**Data shown**
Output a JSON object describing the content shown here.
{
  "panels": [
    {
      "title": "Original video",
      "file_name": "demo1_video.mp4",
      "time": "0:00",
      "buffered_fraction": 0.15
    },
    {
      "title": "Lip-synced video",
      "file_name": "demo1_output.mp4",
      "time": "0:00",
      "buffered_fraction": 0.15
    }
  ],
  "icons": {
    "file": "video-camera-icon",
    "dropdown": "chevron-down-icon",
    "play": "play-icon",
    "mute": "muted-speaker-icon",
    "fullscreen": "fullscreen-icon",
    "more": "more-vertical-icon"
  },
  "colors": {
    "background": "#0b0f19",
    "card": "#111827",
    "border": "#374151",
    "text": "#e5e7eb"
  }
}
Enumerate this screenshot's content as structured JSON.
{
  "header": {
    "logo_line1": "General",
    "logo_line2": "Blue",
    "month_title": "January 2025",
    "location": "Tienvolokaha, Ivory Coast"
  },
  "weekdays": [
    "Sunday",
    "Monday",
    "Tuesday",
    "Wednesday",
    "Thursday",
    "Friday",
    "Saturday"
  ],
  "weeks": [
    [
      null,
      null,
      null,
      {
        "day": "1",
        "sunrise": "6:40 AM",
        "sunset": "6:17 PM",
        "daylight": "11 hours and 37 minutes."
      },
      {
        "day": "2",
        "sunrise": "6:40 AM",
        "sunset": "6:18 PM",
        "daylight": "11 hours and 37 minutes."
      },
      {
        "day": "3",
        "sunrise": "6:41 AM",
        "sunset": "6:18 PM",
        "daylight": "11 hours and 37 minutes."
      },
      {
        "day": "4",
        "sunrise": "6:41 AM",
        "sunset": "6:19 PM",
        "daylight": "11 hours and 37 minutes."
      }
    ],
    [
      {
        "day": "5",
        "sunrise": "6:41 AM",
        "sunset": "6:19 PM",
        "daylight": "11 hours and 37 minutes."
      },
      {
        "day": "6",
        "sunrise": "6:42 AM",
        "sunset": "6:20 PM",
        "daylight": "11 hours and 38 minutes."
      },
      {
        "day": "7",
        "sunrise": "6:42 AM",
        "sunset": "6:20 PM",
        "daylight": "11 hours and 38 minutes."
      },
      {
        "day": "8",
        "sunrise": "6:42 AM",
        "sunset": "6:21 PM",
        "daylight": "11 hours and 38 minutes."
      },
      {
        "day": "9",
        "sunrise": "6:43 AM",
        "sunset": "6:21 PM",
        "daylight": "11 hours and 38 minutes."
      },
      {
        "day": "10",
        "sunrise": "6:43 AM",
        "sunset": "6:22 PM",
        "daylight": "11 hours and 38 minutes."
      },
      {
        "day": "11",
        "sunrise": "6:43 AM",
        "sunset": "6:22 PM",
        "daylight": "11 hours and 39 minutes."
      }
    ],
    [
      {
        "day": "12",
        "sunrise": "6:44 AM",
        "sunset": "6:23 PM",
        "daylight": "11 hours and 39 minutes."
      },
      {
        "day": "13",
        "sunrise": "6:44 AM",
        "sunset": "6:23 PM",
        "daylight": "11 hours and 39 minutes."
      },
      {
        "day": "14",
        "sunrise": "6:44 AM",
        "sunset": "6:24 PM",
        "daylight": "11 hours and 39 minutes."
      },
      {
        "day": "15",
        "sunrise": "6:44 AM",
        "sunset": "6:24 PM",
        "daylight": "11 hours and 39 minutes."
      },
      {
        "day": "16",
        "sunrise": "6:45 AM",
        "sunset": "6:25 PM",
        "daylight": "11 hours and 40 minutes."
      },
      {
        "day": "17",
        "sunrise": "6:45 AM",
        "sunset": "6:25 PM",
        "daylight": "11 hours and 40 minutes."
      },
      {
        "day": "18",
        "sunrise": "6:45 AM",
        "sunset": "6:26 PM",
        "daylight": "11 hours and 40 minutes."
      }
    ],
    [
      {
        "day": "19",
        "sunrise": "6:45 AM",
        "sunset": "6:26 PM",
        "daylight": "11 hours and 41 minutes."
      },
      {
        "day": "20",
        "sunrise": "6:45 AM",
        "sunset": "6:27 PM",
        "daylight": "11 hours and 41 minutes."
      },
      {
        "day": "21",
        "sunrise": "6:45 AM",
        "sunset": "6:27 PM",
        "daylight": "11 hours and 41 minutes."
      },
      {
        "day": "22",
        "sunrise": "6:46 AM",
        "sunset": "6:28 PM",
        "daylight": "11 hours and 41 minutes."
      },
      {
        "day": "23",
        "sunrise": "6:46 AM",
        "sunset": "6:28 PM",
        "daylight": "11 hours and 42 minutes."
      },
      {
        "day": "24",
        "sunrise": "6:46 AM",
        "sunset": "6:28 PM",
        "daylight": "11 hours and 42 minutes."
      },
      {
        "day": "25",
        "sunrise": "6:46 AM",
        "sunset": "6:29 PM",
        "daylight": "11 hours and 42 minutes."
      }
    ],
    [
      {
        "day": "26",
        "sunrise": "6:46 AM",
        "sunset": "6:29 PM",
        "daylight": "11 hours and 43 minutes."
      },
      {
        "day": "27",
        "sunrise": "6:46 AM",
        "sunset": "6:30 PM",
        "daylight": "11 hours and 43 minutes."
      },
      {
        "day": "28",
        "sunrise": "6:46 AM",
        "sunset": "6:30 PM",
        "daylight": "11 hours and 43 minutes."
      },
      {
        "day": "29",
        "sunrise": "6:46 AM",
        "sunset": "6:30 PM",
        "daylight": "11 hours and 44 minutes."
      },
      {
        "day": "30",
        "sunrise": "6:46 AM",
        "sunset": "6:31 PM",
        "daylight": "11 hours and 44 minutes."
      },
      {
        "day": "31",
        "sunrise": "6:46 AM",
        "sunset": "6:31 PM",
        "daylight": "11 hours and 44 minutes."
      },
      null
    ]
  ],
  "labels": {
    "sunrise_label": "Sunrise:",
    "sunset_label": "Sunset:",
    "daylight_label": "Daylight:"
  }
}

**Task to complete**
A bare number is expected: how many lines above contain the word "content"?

**Completed exercise**
2